(Data records for software interfaces)
------------------------------------------------------------------------

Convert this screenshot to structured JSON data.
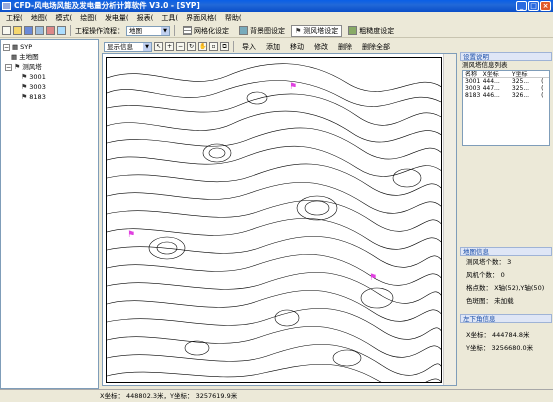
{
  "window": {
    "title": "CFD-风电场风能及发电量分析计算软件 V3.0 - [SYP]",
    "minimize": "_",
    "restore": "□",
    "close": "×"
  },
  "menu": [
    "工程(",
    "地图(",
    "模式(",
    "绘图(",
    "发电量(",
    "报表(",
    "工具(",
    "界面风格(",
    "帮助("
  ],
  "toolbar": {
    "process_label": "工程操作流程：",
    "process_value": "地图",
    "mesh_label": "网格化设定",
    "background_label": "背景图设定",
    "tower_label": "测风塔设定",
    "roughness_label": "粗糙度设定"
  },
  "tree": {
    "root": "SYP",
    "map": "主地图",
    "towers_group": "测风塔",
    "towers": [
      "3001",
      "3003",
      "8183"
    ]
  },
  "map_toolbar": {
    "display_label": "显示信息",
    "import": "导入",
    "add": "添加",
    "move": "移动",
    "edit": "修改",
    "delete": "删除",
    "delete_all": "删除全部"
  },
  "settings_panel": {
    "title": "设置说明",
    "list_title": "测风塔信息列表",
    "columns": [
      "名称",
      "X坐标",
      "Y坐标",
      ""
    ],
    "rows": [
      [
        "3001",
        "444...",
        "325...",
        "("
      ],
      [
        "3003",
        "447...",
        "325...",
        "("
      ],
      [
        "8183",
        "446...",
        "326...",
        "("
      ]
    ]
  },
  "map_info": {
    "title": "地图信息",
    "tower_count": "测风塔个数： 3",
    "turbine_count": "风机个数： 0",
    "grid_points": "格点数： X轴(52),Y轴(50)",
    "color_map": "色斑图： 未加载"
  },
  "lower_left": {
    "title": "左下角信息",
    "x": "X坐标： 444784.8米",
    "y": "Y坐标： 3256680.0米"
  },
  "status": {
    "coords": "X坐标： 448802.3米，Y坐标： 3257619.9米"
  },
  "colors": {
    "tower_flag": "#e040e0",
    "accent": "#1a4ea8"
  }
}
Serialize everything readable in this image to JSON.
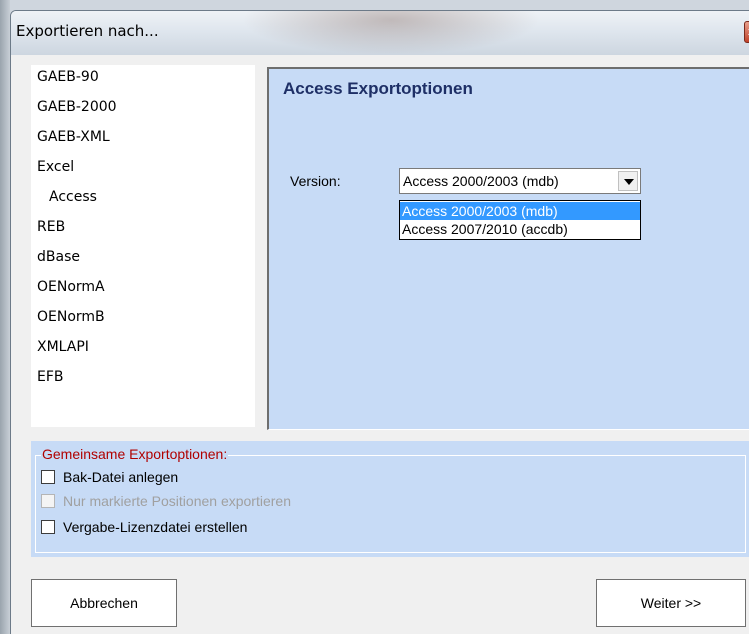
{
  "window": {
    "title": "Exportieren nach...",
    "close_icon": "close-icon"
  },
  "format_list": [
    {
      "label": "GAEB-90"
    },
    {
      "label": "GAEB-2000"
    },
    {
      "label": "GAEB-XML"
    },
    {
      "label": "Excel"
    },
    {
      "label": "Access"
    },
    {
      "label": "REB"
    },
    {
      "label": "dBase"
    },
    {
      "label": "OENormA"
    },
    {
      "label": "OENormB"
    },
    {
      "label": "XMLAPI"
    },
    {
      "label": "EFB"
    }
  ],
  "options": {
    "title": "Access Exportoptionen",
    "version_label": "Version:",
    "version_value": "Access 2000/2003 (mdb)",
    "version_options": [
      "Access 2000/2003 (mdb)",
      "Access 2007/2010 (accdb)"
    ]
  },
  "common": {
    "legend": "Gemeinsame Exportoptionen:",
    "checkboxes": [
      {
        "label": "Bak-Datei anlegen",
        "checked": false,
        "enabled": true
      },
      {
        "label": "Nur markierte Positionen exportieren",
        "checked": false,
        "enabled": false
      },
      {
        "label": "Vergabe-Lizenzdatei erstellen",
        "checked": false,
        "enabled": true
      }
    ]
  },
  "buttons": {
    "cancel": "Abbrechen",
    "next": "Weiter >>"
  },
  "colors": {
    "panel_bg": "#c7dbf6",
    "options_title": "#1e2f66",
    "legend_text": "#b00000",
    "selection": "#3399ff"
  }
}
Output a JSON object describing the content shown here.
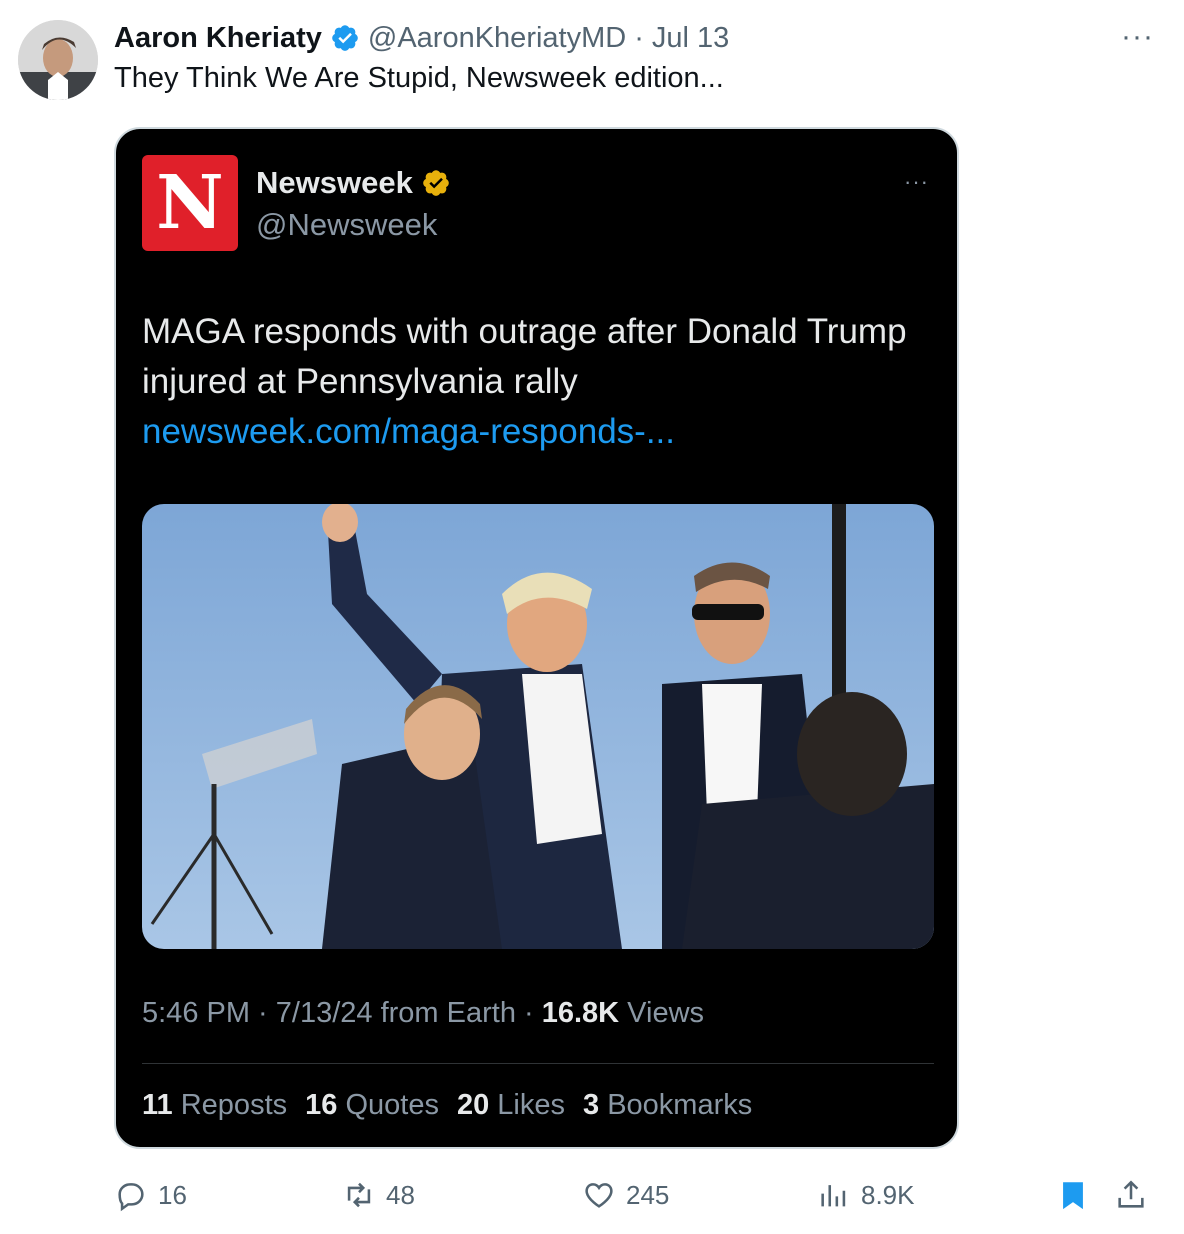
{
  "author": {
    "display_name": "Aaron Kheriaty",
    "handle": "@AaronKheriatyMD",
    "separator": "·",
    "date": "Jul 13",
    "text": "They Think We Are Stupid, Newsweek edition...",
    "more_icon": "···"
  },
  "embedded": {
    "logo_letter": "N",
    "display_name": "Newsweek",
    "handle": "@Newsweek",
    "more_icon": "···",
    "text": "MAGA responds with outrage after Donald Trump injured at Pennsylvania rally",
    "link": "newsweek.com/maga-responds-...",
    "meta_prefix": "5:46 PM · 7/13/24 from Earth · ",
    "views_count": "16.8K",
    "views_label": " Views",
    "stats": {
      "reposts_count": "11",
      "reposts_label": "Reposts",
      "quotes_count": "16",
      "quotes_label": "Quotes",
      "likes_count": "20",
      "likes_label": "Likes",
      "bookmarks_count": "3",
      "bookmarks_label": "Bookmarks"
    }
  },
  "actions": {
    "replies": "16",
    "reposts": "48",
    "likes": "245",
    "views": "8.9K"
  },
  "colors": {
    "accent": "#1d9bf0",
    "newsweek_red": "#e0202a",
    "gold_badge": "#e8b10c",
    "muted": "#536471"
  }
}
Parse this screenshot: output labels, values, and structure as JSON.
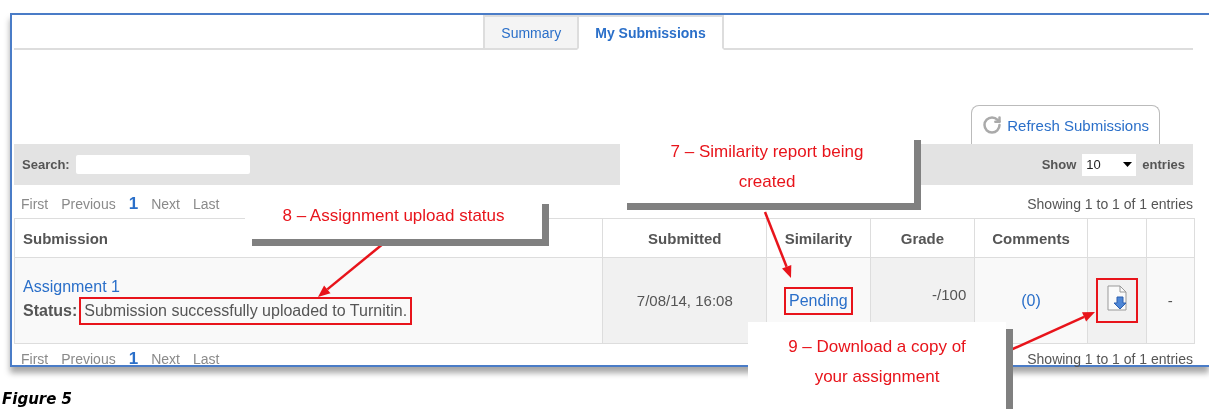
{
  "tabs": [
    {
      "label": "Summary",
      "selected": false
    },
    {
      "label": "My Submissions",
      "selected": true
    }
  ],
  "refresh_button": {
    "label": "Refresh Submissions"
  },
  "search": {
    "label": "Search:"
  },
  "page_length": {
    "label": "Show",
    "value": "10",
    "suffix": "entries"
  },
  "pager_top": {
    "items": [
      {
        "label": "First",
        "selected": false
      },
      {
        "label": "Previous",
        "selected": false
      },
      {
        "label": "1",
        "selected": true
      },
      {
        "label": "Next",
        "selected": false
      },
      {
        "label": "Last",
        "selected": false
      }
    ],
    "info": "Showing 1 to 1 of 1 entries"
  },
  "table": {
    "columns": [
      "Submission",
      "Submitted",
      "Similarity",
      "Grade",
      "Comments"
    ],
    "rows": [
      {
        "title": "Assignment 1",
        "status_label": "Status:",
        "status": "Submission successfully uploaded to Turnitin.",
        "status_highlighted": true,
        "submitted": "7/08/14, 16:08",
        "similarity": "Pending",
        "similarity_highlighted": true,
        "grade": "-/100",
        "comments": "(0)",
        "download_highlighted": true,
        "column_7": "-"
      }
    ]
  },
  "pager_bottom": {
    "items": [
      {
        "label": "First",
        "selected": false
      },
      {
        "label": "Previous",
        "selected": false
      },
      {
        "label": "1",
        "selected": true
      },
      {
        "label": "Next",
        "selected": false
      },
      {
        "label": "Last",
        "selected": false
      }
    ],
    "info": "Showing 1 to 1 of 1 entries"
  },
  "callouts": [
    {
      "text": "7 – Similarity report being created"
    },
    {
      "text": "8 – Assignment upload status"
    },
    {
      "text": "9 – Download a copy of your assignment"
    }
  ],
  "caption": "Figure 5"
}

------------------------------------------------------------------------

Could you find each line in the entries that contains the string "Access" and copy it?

● Task response:
      "label": "Access"
    "title": "Access Exportoptionen",
    "version_value": "Access 2000/2003 (mdb)",
      "Access 2000/2003 (mdb)",
      "Access 2007/2010 (accdb)"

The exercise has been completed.